■ PROVIDED RECORDS ■
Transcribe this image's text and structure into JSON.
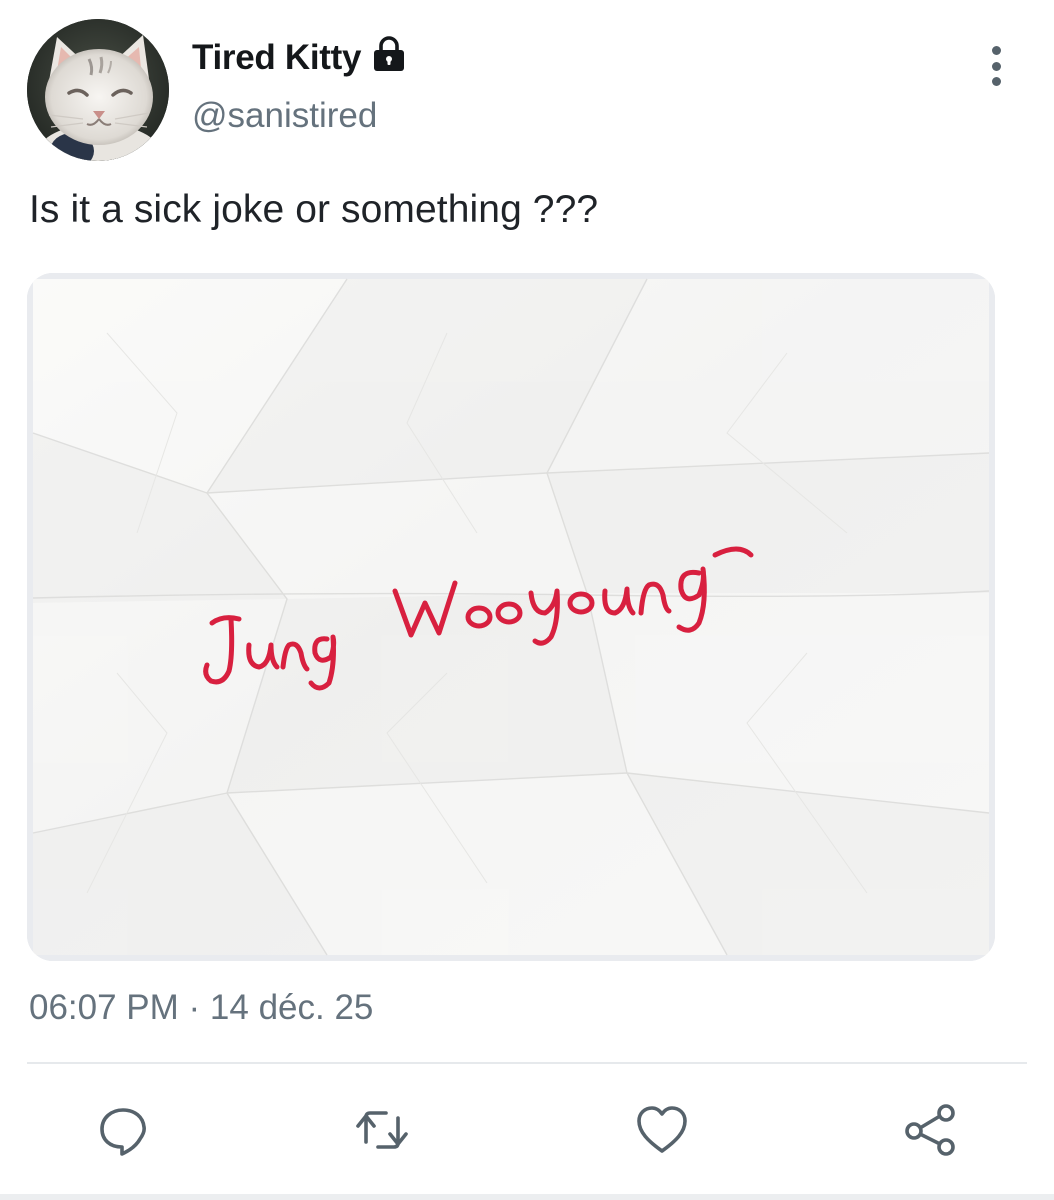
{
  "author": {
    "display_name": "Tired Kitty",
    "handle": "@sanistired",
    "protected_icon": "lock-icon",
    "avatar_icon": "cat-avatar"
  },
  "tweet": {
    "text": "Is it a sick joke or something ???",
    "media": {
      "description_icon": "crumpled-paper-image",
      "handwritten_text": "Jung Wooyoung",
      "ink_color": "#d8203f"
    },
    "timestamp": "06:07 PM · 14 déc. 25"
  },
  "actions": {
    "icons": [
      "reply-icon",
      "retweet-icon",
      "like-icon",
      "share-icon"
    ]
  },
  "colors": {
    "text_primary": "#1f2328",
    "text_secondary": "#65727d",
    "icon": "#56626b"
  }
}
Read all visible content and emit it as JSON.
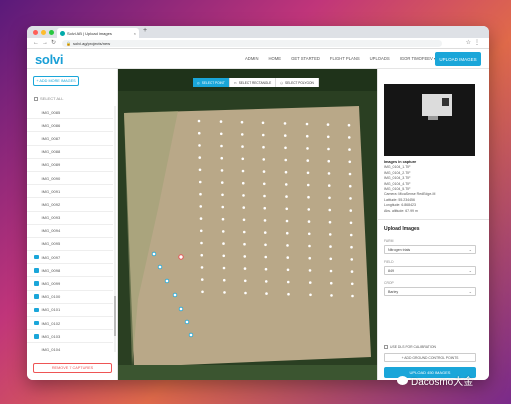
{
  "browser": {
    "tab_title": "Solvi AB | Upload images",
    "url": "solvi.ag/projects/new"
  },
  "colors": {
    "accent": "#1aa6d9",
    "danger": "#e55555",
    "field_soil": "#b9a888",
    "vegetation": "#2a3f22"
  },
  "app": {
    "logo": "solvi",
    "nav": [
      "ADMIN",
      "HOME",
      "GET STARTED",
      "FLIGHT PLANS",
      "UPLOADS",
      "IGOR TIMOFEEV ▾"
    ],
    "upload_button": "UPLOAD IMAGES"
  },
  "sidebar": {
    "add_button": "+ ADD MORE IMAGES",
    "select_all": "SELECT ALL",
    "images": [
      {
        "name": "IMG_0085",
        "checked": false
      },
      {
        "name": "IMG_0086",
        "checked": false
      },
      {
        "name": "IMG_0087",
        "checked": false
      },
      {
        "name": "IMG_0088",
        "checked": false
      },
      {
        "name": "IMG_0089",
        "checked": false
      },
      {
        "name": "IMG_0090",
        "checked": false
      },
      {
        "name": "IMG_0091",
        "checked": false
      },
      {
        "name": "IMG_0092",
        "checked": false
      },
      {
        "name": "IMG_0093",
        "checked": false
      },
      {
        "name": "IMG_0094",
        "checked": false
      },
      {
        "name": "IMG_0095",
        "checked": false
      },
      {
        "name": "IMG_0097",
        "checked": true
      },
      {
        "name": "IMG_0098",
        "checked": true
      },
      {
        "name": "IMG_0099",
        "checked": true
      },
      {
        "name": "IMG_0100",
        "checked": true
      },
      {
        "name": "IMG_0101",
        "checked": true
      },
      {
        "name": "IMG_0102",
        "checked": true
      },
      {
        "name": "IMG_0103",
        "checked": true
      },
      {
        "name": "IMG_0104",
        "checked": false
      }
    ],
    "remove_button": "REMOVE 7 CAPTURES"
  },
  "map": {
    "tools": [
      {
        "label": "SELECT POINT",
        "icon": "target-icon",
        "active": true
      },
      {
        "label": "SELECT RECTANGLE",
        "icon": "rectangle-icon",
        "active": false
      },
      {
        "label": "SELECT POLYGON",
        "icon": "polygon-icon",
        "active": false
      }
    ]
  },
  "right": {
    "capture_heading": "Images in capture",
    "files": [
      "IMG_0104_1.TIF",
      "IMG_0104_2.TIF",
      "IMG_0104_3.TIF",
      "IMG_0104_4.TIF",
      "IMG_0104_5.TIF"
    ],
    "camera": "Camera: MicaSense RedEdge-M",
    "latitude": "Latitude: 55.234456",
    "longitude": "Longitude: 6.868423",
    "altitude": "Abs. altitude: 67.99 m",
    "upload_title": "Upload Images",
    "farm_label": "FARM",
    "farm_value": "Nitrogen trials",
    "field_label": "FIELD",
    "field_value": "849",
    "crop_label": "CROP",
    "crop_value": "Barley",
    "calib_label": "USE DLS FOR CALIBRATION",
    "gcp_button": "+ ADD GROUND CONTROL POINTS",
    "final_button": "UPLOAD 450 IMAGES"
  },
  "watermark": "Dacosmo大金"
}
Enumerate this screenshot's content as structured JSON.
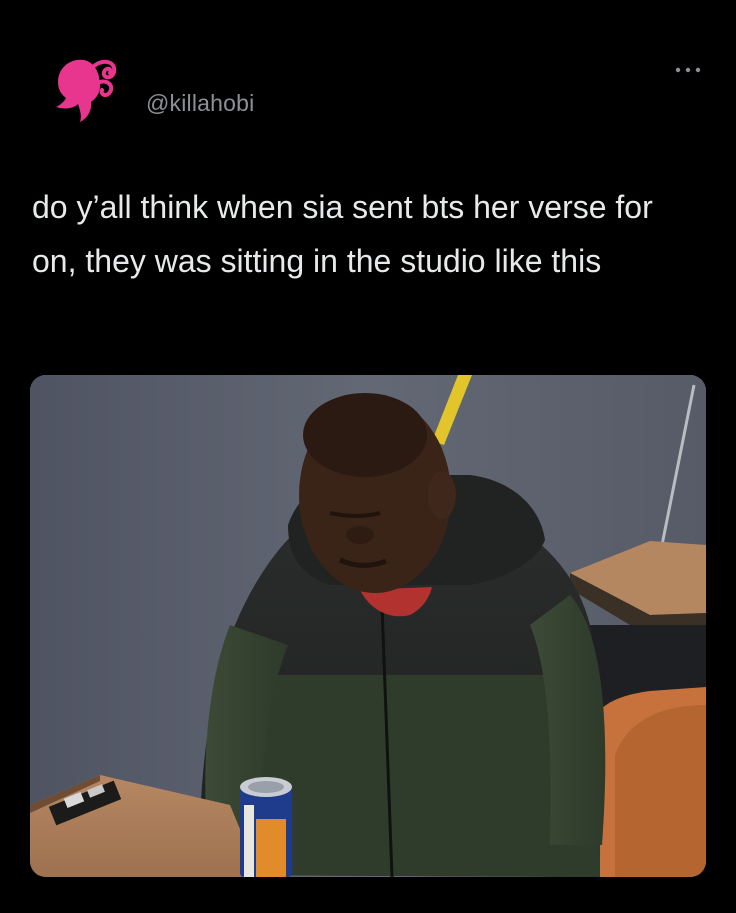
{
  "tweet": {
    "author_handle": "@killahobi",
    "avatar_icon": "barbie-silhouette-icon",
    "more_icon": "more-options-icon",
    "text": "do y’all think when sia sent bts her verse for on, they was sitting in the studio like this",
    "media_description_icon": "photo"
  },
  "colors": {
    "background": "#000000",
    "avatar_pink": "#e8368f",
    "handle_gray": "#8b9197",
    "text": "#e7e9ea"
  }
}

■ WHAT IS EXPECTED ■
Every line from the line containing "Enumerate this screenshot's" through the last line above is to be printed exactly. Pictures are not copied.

■ RESULT FOR THIS EXERCISE ■
Enumerate this screenshot's content as structured JSON.
{
  "tweet": {
    "author_handle": "@killahobi",
    "avatar_icon": "barbie-silhouette-icon",
    "more_icon": "more-options-icon",
    "text": "do y’all think when sia sent bts her verse for on, they was sitting in the studio like this",
    "media_description_icon": "photo"
  },
  "colors": {
    "background": "#000000",
    "avatar_pink": "#e8368f",
    "handle_gray": "#8b9197",
    "text": "#e7e9ea"
  }
}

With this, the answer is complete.